About this exercise »
Copy all entries without alteration and skip the pictures they hold.

Listed entries »
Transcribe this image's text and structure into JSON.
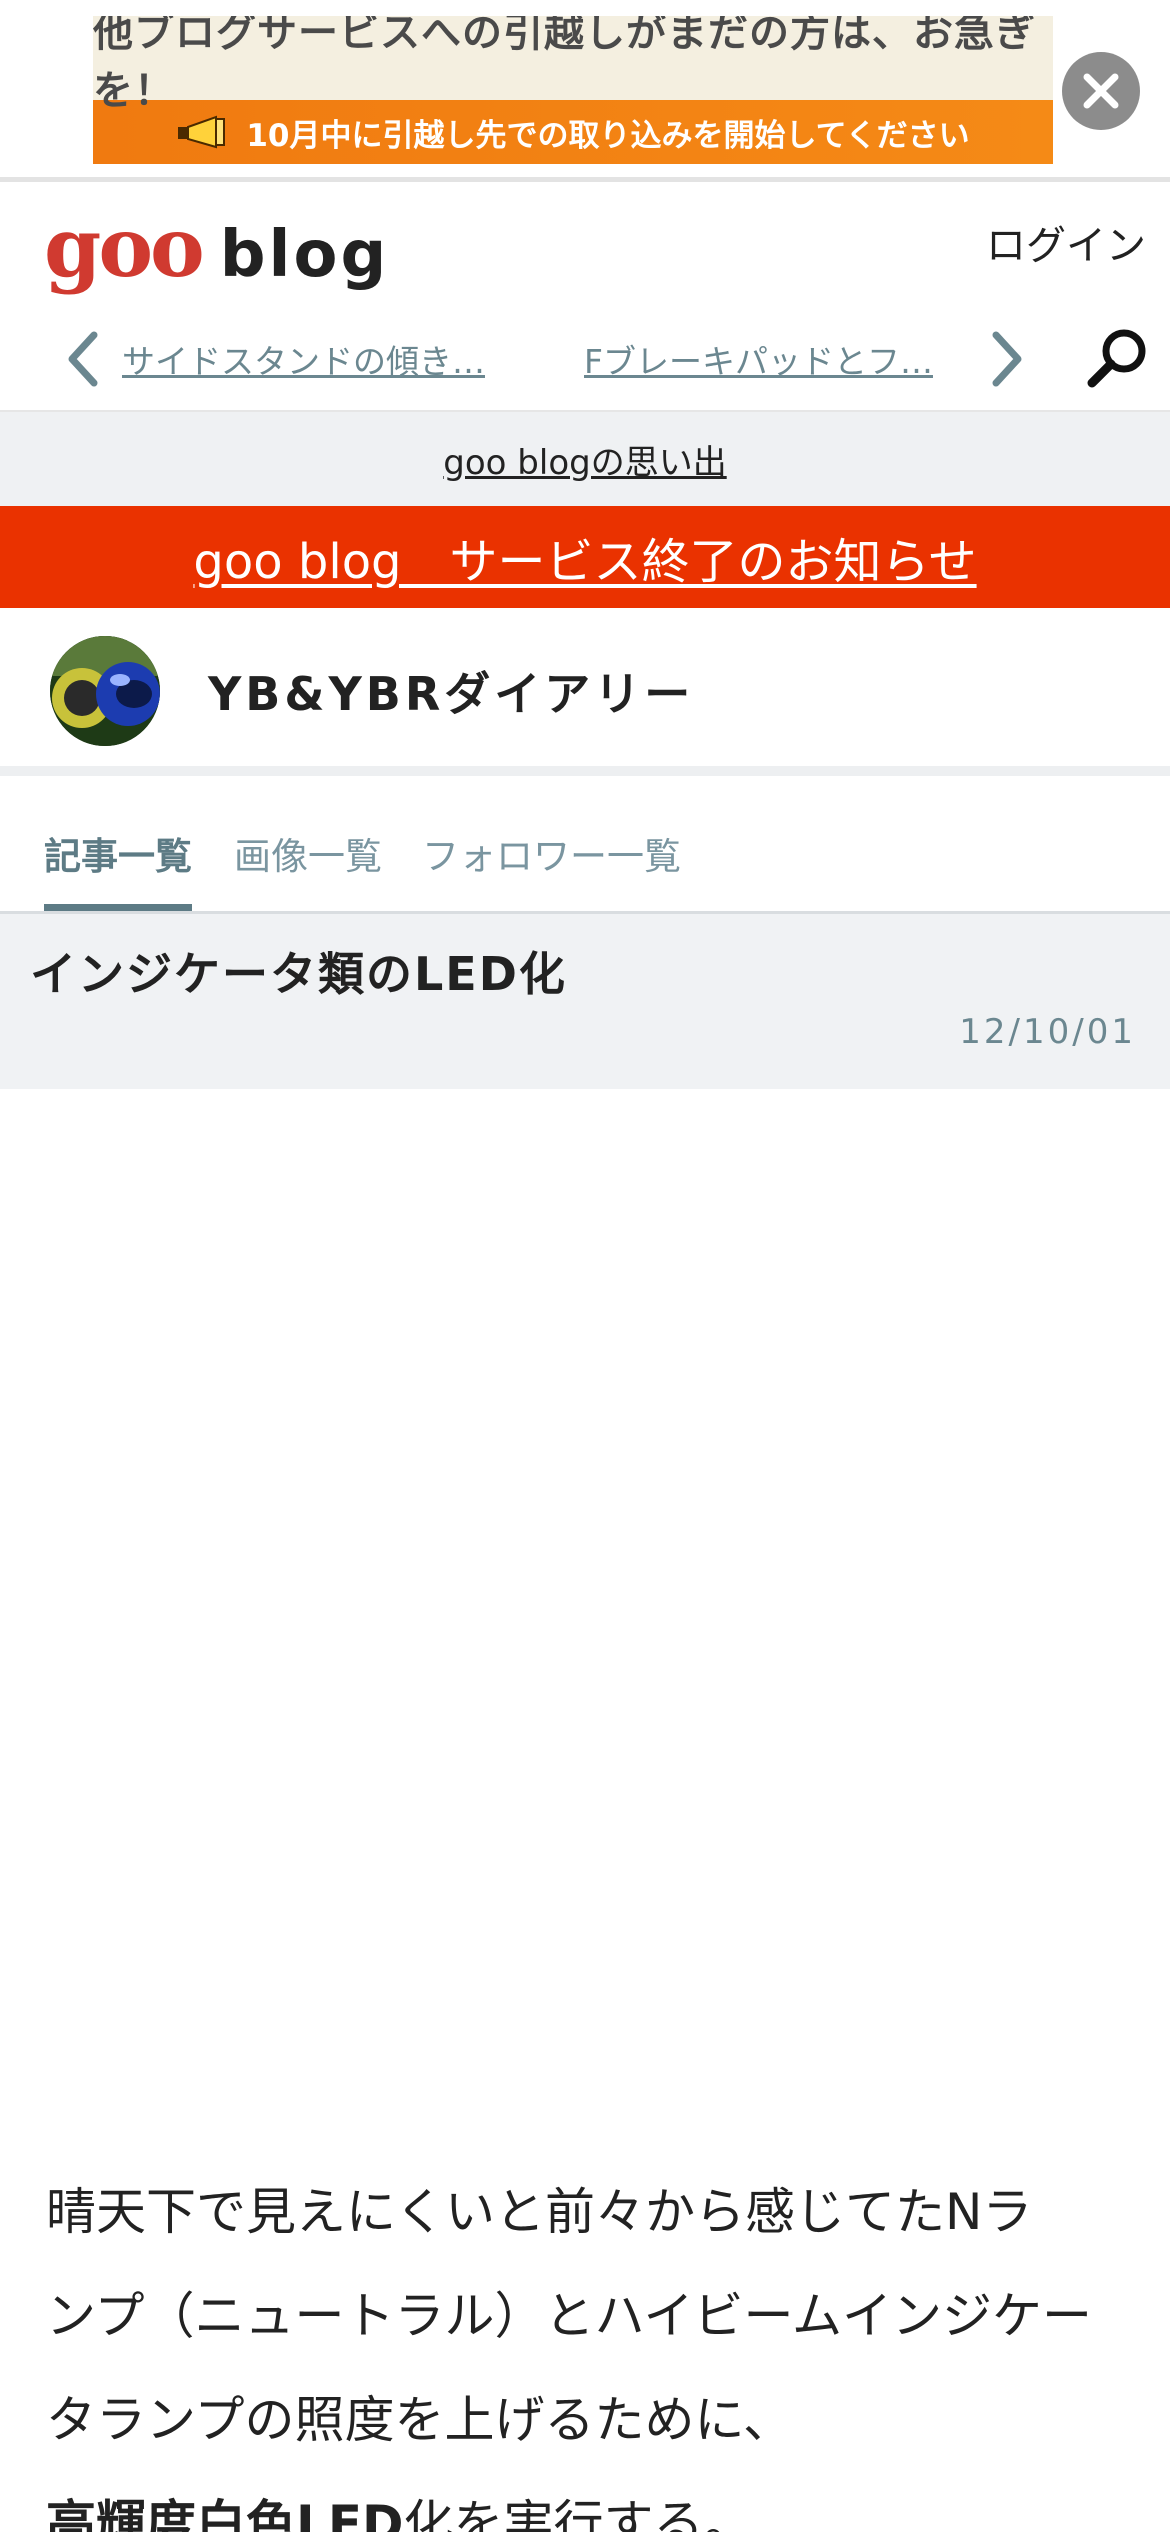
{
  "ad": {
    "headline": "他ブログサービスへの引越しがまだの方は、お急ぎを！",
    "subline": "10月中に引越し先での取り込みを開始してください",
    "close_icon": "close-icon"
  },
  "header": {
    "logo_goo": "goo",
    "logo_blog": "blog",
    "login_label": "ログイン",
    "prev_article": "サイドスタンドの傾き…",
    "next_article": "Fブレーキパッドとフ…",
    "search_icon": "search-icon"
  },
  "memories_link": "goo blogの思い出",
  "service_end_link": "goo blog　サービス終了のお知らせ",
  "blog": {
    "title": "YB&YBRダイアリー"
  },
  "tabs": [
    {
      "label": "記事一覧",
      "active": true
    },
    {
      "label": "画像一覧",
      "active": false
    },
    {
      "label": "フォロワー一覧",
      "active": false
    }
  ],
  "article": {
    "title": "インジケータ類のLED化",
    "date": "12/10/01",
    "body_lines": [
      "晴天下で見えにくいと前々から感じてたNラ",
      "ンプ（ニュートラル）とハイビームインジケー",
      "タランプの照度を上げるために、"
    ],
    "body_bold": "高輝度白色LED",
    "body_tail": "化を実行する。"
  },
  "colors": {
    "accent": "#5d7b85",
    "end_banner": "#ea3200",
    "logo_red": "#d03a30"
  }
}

Result for this exercise »
Transcribe this image's text and structure into JSON.
{
  "ad": {
    "headline": "他ブログサービスへの引越しがまだの方は、お急ぎを！",
    "subline": "10月中に引越し先での取り込みを開始してください",
    "close_icon": "close-icon"
  },
  "header": {
    "logo_goo": "goo",
    "logo_blog": "blog",
    "login_label": "ログイン",
    "prev_article": "サイドスタンドの傾き…",
    "next_article": "Fブレーキパッドとフ…",
    "search_icon": "search-icon"
  },
  "memories_link": "goo blogの思い出",
  "service_end_link": "goo blog　サービス終了のお知らせ",
  "blog": {
    "title": "YB&YBRダイアリー"
  },
  "tabs": [
    {
      "label": "記事一覧",
      "active": true
    },
    {
      "label": "画像一覧",
      "active": false
    },
    {
      "label": "フォロワー一覧",
      "active": false
    }
  ],
  "article": {
    "title": "インジケータ類のLED化",
    "date": "12/10/01",
    "body_lines": [
      "晴天下で見えにくいと前々から感じてたNラ",
      "ンプ（ニュートラル）とハイビームインジケー",
      "タランプの照度を上げるために、"
    ],
    "body_bold": "高輝度白色LED",
    "body_tail": "化を実行する。"
  },
  "colors": {
    "accent": "#5d7b85",
    "end_banner": "#ea3200",
    "logo_red": "#d03a30"
  }
}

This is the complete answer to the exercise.